After the code is run, the printed result is as follows:

`Vectors: [7, 21, 9, 13, 109, 9, 2, 50, 33, -1, 20, 11] [-1, 21, 9, 13, 109, 9, 2, 50, 33, 7, 20, 11] Now for round 2, min: 7, Vectors: [-1, 2, 9, 13, 109, 9, 21, 50, 33, 7, 20, 11] Now for round 3, min: 9, Vectors: [-1, 2, 7, 13, 109, 9, 21, 50, 33, 9, 20, 11] Now for round 4, min: 9, Vectors: [-1, 2, 7, 9, 109, 13, 21, 50, 33, 9, 20, 11] Now for round 5, min: 11, Vectors: [-1, 2, 7, 9, 9, 13, 21, 50, 33, 109, 20, 11] Now for round 6, min: 13, Vectors: [-1, 2, 7, 9, 9, 11, 21, 50, 33, 109, 20, 13] Now for round 7, min: 20, Vectors: [-1, 2, 7, 9, 9, 11, 13, 50, 33, 109, 20, 21] Now for round 8, min: 21, Vectors: [-1, 2, 7, 9, 9, 11, 13, 20, 33, 109, 50, 21] Now for round 9, min: 33, Vectors: [-1, 2, 7, 9, 9, 11, 13, 20, 21, 109, 50, 33] Now for round 10, min: 50, Vectors: [-1, 2, 7, 9, 9, 11, 13, 20, 21, 33, 50, 109] Now for round 11, min: 109, Vectors: [-1, 2, 7, 9, 9, 11, 13, 20, 21, 33, 50, 109]Copy the code`

It can be seen that the description in the theoretical part is correct, that is, the minimum value in the right element is exchanged with the position of the element in the current turn in each turn.

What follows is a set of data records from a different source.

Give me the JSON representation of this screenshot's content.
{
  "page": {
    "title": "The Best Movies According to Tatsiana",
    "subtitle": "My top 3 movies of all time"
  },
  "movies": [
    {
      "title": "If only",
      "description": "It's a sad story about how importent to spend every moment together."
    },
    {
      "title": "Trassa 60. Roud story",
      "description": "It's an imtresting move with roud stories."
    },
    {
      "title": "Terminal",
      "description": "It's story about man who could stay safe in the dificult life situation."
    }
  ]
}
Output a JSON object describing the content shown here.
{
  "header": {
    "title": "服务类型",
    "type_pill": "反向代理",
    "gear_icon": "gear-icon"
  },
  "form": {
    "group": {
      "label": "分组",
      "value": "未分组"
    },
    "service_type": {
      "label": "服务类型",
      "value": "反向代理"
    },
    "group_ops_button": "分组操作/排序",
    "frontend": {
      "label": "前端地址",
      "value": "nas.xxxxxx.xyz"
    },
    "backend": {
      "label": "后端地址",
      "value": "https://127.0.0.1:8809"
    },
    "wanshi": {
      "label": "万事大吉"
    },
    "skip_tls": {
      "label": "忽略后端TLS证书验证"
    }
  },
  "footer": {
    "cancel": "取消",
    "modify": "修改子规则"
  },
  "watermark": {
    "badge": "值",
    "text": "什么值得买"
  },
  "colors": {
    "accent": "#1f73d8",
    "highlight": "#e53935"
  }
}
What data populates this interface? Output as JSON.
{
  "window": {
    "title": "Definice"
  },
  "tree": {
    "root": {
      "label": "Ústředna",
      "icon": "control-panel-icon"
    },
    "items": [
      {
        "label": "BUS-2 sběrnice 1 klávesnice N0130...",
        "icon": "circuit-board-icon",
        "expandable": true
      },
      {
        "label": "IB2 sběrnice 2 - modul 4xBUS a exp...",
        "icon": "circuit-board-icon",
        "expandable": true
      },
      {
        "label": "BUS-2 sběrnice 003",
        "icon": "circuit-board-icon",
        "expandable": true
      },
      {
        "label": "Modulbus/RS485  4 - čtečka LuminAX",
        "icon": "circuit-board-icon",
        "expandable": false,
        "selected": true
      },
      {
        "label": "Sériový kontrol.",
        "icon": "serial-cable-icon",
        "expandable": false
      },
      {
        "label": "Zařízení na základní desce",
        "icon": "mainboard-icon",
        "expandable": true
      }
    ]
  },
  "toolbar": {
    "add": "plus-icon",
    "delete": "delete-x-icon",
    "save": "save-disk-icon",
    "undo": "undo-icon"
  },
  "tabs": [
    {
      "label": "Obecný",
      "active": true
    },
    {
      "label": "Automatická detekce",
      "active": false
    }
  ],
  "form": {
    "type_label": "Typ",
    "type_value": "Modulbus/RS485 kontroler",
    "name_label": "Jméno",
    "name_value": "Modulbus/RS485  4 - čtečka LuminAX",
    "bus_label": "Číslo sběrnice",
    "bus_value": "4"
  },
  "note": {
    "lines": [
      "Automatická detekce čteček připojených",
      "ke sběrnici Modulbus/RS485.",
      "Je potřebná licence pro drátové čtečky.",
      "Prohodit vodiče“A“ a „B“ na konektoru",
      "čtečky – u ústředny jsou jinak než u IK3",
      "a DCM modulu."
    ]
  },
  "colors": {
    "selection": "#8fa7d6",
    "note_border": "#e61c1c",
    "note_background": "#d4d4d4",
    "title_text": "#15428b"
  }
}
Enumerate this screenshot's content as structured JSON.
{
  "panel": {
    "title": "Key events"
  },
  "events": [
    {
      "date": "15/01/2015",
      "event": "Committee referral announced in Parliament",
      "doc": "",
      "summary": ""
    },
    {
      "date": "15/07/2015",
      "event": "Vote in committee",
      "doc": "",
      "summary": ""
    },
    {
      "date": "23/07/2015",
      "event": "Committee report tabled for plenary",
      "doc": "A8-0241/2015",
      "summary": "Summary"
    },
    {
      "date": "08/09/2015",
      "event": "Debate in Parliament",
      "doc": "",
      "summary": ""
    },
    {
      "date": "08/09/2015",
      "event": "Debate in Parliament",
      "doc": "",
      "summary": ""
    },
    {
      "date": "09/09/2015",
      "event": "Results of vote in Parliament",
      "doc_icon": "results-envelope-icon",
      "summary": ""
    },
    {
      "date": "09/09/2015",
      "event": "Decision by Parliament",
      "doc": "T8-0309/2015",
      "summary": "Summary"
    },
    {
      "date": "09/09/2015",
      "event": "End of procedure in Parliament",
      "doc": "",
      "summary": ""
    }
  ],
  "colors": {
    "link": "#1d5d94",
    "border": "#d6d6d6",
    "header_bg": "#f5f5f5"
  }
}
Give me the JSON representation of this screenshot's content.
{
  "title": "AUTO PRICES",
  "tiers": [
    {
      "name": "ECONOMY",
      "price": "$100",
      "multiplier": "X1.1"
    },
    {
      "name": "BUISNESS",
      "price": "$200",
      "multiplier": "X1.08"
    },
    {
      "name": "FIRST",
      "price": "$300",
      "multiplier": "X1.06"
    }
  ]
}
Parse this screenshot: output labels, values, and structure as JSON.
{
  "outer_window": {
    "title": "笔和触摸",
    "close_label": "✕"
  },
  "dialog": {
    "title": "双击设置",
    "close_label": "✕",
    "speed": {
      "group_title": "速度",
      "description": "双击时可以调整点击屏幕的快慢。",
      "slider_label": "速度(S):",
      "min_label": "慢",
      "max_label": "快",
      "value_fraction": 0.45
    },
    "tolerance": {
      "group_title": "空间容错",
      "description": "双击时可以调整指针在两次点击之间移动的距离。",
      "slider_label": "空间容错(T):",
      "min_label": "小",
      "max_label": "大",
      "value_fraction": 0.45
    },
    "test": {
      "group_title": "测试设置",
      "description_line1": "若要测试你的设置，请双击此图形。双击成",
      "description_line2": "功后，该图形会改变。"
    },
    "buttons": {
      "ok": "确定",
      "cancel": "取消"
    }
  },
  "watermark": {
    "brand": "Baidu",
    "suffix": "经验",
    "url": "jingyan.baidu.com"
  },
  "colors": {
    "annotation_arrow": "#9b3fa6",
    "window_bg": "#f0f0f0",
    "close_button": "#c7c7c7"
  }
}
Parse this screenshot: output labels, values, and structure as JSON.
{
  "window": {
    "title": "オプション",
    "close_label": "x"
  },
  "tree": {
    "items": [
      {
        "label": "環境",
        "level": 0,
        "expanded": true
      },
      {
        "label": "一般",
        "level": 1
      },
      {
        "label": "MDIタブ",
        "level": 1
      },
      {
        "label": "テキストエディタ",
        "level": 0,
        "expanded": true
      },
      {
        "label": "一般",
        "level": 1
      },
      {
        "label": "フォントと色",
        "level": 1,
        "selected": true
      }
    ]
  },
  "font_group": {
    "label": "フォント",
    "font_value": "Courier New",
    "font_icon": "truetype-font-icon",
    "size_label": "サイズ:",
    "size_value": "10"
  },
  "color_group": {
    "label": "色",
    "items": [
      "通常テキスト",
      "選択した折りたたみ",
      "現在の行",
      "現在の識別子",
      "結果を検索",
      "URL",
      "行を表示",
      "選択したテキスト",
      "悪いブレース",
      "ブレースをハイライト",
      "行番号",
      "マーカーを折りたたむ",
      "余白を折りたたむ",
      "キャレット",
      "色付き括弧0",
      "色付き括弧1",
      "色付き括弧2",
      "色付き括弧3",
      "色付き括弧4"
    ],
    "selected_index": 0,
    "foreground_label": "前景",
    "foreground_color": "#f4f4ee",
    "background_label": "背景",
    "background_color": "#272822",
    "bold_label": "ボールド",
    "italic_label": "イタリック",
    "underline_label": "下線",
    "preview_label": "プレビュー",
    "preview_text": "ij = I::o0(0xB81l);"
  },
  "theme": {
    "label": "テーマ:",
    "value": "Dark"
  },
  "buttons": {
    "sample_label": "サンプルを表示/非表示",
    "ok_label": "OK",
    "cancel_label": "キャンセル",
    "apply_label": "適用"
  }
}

The complete Rust selection sort code is as follows:

Rust code repository address github.com/asyncins/ac…